Pre-monsoon dry spell in Bihar sets off Kharif worries
A depleting groundwater table, coupled with the absence of pre-monsoon showers this year, has set alarm bells ringing for Bihar ahead of kharif production.
The delay in monsoon and aberrations in normal rains are likely to impact the cultivation of paddy in Bihar, one of the leading rice producing states in the country.
As the Indian meteorological department (IMD) has foreseen a below normal monsoon this year across the country, a wary Bihar government is now contemplating resumption of diesel subsidy to farmers for paddy seedling. “The government may dole out cash subsidy on diesel purchase by farmers for paddy seedling if rains continue to play truant any further,” said agriculture minister Prem Kumar.
An agriculture expert of the department, not willing to be named, said that the state had been receiving annual rainfall about 20-28% below normal, which is around 1000 mm. “Last year, it rained 771 mm that led to declaration of drought in about 280 out of 534 blocks in 25 districts the state. Subsequently, rice production had dipped to 60.42 lakh tonnes. This year’s situation is also not auguring well for farmers to go for massive transplantation of paddy,” he said.
At a recent meeting held by chief minister Nitish Kumar over the scarcity of potable water, it came to light that the groundwater table had declined by 10-12 feet in most of the paddy growing districts in the state. This was seen as an alarming development, as usage of groundwater for paddy cultivation is a popular practice across paddy growing regions in the state. “In a few areas of Gaya, Aurangabad and Jehanabad, groundwater table has gone down by 20 feet this summer and has affected paddy seedling to a large extent,” said the agriculture expert.
Patna-based weather experts of IMD, however, predicted normal monsoon, but the state agencies are apprehensive of less than average rains again. The minister said that the diesel subsidy, which was discontinued after the rabi season, would start in a day or two, as the proposal has been sent to the state cabinet for approval.
Farmers of paddy growing districts, which include four in Bhojpur region, have kept their fingers crossed even after monsoon hit the state on June 21, 11 days behind the normal schedule.
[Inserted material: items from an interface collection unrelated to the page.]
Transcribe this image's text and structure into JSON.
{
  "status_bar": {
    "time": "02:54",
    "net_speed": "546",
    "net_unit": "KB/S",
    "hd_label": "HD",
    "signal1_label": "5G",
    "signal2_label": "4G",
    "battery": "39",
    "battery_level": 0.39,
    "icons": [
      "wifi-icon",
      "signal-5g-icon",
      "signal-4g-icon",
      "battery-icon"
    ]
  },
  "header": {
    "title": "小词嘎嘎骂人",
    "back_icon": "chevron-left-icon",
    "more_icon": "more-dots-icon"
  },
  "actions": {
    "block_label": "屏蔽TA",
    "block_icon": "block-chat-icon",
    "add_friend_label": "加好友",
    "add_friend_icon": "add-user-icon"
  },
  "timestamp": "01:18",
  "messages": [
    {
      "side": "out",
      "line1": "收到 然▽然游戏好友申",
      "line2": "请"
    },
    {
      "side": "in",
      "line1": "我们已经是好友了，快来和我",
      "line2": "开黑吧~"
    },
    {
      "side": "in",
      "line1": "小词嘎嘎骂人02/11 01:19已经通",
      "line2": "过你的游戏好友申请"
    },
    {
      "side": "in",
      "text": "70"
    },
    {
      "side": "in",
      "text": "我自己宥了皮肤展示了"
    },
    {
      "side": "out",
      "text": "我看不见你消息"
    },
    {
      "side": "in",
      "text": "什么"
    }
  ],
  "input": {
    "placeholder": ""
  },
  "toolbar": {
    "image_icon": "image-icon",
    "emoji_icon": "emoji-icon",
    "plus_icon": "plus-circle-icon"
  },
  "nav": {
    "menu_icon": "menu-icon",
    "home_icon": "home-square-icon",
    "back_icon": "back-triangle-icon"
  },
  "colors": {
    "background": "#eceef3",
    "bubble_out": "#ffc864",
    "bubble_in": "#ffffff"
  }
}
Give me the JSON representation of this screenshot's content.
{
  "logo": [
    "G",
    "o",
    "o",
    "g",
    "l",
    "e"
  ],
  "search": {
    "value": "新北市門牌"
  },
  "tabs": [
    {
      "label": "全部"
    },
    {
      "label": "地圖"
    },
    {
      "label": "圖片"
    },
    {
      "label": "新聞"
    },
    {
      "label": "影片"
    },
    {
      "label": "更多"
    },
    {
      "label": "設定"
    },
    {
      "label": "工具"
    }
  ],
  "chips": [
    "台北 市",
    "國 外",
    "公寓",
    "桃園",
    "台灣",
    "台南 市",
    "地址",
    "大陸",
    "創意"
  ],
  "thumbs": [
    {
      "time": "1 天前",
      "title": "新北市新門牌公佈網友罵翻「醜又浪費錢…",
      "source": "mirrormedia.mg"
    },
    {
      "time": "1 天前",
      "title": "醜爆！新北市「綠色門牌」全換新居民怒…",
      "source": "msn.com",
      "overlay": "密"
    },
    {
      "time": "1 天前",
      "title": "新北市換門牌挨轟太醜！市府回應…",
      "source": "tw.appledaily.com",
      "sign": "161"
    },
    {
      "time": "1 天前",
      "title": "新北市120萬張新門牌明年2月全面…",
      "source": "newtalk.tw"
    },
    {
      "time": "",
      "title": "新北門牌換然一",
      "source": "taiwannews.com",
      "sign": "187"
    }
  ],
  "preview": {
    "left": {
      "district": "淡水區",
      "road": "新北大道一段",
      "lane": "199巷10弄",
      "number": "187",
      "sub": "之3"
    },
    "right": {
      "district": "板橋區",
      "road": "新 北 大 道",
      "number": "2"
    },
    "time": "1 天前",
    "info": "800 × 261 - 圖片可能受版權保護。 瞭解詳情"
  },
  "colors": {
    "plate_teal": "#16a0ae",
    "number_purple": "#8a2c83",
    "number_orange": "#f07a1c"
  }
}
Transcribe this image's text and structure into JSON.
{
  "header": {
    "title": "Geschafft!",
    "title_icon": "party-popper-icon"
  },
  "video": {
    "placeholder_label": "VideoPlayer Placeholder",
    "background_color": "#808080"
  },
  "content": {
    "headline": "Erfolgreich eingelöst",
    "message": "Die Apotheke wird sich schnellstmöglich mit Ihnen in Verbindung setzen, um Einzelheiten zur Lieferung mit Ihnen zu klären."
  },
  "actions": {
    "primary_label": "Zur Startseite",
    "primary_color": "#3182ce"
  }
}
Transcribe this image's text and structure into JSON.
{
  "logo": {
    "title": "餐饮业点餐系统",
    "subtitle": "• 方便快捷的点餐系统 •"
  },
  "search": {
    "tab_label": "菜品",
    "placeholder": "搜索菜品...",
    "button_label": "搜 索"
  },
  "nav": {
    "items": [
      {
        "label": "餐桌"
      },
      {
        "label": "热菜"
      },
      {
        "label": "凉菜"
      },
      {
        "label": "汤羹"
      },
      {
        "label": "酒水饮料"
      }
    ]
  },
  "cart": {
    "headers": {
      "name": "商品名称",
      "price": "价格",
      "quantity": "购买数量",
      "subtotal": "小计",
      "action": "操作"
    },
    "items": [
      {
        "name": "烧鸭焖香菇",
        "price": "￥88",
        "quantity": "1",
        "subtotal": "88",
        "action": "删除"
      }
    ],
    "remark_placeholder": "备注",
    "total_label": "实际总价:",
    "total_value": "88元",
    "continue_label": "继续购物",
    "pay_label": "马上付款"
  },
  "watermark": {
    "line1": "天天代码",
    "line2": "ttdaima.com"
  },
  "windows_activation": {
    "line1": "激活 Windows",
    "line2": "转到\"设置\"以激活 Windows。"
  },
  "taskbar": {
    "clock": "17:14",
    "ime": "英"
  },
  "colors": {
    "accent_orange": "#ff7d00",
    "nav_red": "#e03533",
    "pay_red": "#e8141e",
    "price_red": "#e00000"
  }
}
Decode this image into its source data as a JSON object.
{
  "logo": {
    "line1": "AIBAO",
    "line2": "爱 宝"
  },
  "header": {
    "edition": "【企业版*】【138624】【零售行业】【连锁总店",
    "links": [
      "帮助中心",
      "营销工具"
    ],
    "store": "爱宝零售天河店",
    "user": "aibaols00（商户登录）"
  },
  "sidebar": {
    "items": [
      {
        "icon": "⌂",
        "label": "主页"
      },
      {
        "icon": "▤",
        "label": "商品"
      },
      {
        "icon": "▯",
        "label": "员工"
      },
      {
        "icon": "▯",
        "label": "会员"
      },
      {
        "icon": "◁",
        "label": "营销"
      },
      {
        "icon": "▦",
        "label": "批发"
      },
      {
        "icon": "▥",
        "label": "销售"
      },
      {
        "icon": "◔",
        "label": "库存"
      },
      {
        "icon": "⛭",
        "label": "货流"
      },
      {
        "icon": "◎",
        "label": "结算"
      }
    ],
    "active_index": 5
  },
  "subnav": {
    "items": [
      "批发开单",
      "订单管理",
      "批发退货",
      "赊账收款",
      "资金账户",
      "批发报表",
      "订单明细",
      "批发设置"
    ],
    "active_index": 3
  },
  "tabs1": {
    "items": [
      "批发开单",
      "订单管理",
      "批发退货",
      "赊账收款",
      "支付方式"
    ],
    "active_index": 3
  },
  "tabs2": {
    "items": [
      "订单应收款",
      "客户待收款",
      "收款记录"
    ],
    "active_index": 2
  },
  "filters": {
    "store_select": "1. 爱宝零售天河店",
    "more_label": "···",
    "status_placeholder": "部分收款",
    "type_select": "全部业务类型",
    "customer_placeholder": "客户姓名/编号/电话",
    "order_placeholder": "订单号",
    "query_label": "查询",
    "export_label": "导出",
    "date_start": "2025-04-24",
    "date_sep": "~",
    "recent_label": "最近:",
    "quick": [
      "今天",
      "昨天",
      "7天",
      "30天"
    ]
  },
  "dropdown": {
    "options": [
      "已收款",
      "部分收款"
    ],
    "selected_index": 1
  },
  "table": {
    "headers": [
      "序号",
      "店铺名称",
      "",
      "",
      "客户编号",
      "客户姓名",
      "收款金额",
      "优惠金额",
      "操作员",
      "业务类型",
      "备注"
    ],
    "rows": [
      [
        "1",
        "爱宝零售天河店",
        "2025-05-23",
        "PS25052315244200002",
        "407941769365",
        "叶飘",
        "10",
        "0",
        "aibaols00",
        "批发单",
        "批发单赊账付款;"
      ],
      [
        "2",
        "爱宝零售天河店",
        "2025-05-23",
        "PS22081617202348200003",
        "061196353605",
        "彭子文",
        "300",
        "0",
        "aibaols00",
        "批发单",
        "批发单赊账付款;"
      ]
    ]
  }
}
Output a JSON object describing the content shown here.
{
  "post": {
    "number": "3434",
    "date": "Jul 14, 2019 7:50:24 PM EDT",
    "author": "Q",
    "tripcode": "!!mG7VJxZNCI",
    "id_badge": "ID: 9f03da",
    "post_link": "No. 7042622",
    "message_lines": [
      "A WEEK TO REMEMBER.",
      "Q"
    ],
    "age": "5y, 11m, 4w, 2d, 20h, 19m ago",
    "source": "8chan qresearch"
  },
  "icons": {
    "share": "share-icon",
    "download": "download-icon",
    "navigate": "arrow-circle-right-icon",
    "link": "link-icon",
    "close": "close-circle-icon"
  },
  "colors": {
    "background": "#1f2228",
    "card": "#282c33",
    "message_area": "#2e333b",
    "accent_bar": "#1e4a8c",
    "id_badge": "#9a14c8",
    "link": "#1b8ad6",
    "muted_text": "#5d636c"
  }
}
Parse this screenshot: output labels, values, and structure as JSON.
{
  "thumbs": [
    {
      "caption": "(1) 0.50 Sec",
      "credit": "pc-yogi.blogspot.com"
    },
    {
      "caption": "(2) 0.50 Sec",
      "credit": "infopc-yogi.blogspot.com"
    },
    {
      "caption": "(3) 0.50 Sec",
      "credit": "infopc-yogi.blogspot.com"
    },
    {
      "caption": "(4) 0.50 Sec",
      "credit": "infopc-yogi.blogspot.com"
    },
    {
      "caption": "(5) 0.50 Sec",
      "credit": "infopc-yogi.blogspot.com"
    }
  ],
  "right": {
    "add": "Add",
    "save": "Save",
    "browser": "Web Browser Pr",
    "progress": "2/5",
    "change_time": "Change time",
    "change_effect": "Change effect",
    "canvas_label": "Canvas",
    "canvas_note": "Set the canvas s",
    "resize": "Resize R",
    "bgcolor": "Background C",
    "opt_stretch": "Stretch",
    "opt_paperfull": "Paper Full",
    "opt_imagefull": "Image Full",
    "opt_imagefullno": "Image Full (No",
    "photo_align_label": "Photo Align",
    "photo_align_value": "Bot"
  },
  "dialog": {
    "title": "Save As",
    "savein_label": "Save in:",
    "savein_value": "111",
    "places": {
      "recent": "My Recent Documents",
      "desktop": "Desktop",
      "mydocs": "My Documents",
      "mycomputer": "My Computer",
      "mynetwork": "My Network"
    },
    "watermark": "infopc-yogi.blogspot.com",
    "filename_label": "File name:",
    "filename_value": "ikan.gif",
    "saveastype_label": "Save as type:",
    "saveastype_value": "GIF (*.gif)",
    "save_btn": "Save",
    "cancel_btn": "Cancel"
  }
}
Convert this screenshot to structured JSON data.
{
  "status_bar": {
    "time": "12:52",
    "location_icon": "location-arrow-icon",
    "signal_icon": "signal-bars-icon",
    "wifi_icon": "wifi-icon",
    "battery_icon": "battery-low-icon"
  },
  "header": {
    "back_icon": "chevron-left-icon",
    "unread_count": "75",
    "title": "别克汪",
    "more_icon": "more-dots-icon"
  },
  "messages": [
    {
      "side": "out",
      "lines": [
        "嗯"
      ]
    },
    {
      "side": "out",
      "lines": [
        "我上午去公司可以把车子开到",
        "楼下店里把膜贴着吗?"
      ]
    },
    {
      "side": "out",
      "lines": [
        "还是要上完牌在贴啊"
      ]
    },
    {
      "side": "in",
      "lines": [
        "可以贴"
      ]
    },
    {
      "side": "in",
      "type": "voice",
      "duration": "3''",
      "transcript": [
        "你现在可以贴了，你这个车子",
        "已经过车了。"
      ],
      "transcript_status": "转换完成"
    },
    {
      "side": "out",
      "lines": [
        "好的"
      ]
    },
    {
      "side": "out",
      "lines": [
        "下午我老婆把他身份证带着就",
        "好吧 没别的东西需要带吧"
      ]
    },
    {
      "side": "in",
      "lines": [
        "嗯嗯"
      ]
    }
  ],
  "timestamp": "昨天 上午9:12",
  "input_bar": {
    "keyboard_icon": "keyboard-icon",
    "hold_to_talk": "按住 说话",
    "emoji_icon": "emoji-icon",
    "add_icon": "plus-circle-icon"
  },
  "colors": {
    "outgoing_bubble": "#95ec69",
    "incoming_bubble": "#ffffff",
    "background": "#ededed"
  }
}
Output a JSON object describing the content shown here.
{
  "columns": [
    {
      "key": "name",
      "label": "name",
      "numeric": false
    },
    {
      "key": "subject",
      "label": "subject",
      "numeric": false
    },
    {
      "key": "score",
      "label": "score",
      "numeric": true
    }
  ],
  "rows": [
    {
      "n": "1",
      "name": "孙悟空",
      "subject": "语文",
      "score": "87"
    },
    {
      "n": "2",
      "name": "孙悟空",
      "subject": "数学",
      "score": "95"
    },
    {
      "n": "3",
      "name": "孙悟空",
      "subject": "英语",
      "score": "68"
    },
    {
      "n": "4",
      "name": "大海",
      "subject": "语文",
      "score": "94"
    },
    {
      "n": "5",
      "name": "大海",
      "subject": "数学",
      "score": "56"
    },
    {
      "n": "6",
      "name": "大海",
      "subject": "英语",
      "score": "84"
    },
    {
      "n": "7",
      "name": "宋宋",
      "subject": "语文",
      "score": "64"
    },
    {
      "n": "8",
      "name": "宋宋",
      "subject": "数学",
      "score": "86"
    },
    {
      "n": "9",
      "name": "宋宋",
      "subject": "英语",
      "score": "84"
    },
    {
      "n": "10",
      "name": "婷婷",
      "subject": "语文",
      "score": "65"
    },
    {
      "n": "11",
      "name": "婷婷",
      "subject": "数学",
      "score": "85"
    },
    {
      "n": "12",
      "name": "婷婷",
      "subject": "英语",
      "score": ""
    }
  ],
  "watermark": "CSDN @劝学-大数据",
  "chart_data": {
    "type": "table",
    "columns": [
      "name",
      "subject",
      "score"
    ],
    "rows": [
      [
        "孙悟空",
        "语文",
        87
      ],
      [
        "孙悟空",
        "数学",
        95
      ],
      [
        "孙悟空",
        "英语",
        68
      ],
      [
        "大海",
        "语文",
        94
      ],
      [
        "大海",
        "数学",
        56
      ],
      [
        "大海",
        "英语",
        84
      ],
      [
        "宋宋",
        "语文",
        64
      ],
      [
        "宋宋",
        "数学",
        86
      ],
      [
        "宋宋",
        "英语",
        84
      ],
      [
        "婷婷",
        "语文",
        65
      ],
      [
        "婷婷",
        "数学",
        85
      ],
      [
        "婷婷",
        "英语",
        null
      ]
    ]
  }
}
“Irrigation networks, consisting of dams, barrages and canals in paddy producing areas hardly get sufficient water if adjoining states like Madhya Pradesh do not receive surplus monsoon rain,” said Yogendra Rai, a farmer from Jehanabad.